EXERCISE REQUIREMENTS >> State the number of lines in the following data that include the word "Valtuutus", with no other text.

(Dataset rows describing interfaces)
====
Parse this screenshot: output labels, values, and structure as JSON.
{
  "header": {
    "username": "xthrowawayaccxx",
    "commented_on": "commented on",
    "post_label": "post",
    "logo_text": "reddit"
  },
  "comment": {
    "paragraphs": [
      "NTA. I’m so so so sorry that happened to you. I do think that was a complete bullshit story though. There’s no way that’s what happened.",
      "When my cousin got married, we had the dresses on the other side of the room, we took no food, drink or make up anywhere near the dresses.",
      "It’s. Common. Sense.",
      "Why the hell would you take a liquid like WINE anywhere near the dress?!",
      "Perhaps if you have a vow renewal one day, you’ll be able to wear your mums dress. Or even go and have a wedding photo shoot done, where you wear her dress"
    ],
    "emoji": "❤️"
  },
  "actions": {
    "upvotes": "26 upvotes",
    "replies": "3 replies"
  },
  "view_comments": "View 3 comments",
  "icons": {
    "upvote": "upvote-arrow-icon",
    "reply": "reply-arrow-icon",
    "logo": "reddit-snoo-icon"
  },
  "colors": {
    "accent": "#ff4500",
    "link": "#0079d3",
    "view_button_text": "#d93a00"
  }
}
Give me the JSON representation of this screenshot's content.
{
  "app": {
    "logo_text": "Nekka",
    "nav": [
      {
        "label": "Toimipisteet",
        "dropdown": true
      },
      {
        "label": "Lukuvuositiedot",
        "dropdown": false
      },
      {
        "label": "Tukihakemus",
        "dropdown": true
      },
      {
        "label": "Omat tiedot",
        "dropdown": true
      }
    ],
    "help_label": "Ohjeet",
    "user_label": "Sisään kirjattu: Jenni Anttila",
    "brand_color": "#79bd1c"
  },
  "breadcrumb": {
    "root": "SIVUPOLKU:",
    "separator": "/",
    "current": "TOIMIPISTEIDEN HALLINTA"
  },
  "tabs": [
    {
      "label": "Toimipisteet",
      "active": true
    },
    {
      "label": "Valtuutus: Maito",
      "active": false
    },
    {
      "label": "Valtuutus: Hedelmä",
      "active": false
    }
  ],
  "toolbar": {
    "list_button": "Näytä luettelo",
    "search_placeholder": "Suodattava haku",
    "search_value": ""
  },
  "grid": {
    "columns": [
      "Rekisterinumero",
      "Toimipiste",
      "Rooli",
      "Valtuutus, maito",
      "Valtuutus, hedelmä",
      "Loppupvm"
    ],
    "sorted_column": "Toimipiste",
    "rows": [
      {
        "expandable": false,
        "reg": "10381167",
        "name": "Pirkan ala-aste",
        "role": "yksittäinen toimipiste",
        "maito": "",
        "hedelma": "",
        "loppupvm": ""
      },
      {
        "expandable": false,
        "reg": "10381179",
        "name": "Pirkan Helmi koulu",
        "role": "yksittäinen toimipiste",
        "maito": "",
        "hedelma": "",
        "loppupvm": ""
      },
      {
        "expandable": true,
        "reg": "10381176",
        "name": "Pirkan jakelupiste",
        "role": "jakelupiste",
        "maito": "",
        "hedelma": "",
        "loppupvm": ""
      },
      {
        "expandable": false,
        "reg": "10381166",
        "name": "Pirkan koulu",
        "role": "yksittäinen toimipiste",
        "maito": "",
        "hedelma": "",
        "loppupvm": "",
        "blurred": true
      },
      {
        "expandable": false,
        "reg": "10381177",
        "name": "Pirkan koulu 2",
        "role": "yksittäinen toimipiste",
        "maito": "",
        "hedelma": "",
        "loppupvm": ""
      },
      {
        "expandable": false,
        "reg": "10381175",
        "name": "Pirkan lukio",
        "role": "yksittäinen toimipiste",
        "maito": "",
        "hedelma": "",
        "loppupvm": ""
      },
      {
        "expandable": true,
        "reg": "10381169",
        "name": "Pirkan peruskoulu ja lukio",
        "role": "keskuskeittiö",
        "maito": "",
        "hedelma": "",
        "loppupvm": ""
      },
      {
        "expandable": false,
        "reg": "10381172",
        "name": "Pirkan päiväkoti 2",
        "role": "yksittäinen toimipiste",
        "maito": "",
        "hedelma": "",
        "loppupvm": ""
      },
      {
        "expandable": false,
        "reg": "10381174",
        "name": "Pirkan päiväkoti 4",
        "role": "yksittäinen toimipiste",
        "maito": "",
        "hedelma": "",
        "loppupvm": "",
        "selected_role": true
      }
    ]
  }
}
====
RESPONSE FOR THIS EXERCISE >> 4